There appeared to be a great divide in Germany between those who belonged to the party and thought Hitler was great and those others who didn’t belong, probably because they could not afford the fees, and subsequently suffered, being the have nots and were depressed and under pressure from party members and particularly the Gestapo.

Life in Germany for the poor common workers was even worse than it was for the British people with food in very short supply, harsh working conditions and the constant fear of a knock on the door by the Brown shirts, the Gestapo or the SS.

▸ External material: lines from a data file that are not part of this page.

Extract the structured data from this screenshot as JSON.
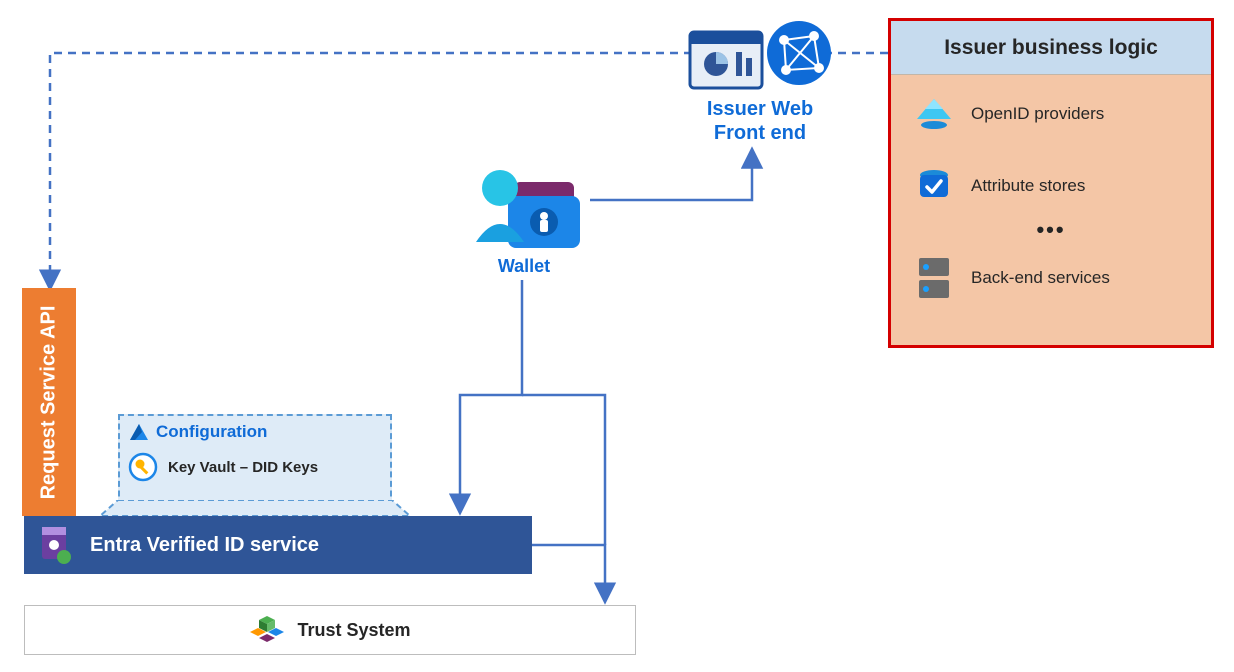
{
  "issuer_biz": {
    "title": "Issuer business logic",
    "openid": "OpenID providers",
    "attributes": "Attribute stores",
    "ellipsis": "•••",
    "backend": "Back-end services"
  },
  "frontend": {
    "label": "Issuer Web\nFront end"
  },
  "wallet": {
    "label": "Wallet"
  },
  "request_api": {
    "label": "Request Service API"
  },
  "configuration": {
    "title": "Configuration",
    "keyvault": "Key Vault – DID Keys"
  },
  "entra": {
    "label": "Entra Verified ID service"
  },
  "trust": {
    "label": "Trust  System"
  },
  "colors": {
    "azure_blue": "#0f6bd7",
    "orange": "#ed7d31",
    "dark_blue": "#2f5597",
    "red_border": "#d40000",
    "peach": "#f4c6a6",
    "light_blue": "#deebf7"
  }
}
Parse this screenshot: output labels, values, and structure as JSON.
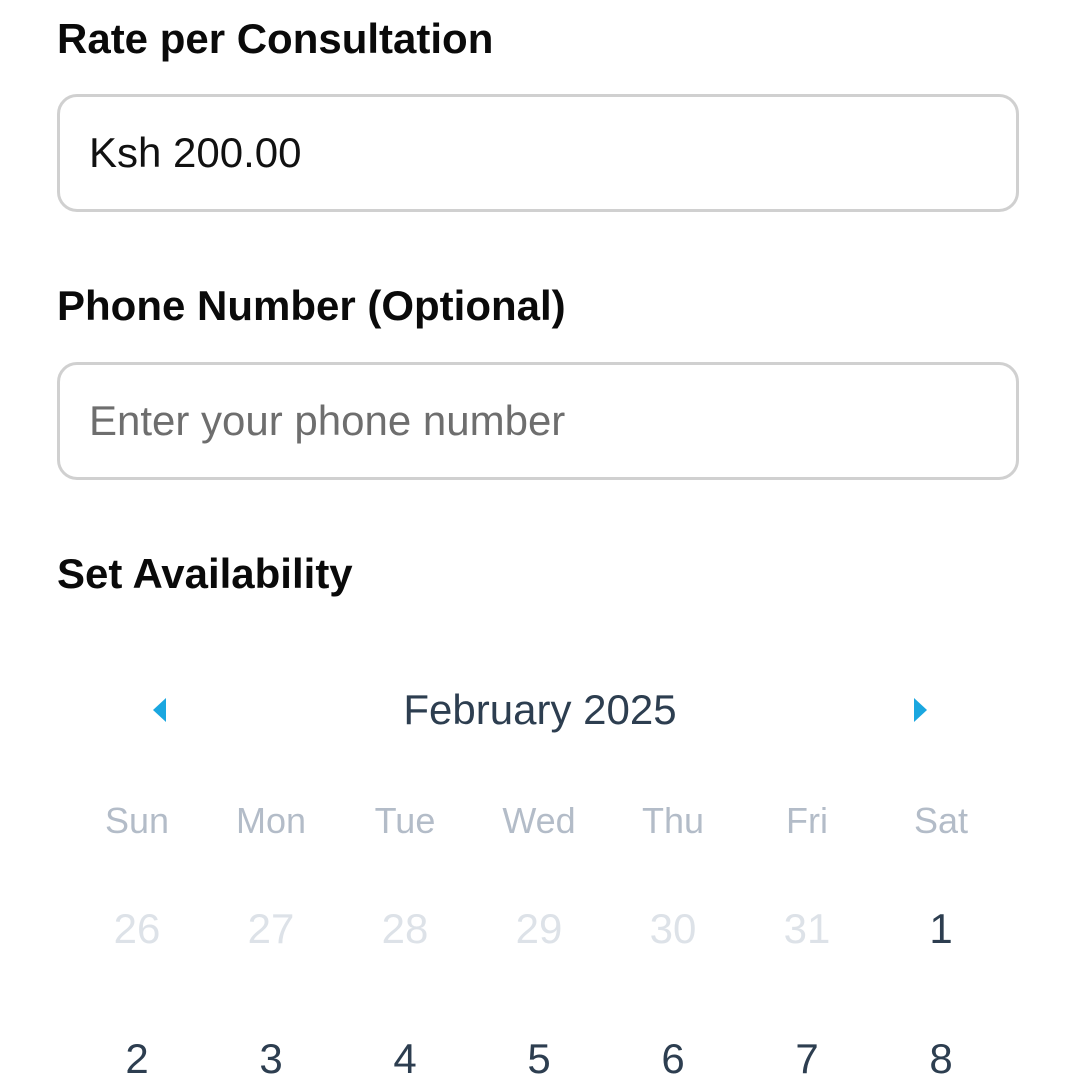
{
  "form": {
    "rate_label": "Rate per Consultation",
    "rate_value": "Ksh 200.00",
    "phone_label": "Phone Number (Optional)",
    "phone_placeholder": "Enter your phone number",
    "availability_label": "Set Availability"
  },
  "calendar": {
    "month_title": "February 2025",
    "weekdays": [
      "Sun",
      "Mon",
      "Tue",
      "Wed",
      "Thu",
      "Fri",
      "Sat"
    ],
    "weeks": [
      [
        {
          "day": "26",
          "in_month": false
        },
        {
          "day": "27",
          "in_month": false
        },
        {
          "day": "28",
          "in_month": false
        },
        {
          "day": "29",
          "in_month": false
        },
        {
          "day": "30",
          "in_month": false
        },
        {
          "day": "31",
          "in_month": false
        },
        {
          "day": "1",
          "in_month": true
        }
      ],
      [
        {
          "day": "2",
          "in_month": true
        },
        {
          "day": "3",
          "in_month": true
        },
        {
          "day": "4",
          "in_month": true
        },
        {
          "day": "5",
          "in_month": true
        },
        {
          "day": "6",
          "in_month": true
        },
        {
          "day": "7",
          "in_month": true
        },
        {
          "day": "8",
          "in_month": true
        }
      ]
    ],
    "prev_icon": "caret-left-icon",
    "next_icon": "caret-right-icon",
    "accent_color": "#1aa7e0"
  }
}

It is 1940 and the party members are celebrating the success of the German Army in their campaign across Europe and now massed on the Channel shore, poised to take England over next. This will not take long they think, but how wrong they were.

The Party members may be celebrating, but one particular couple are not. Otto and his wife are mourning the loss of their son, killed at the front and have fallen out with the German party machine. They are so disillusioned with the war that they decide to do something about it. They start writing out lots of postcards

pleading with Germans to forsake the war effort and the party and stop supporting it and then distributing them around Berlin, being careful not to be seen when they drop them in public places.

This sabotage comes to the notice of the Gestapo who are naturally furious and set out to track down this phantom postcard writer.

The book is interesting in how it describes life in Berlin at that time but I found it too long.
There is very little action and several sub plots which all tend to get rather confusing.
I am afraid that I did not finish the book, just checked the ending to see what happened so am unable to recommend it.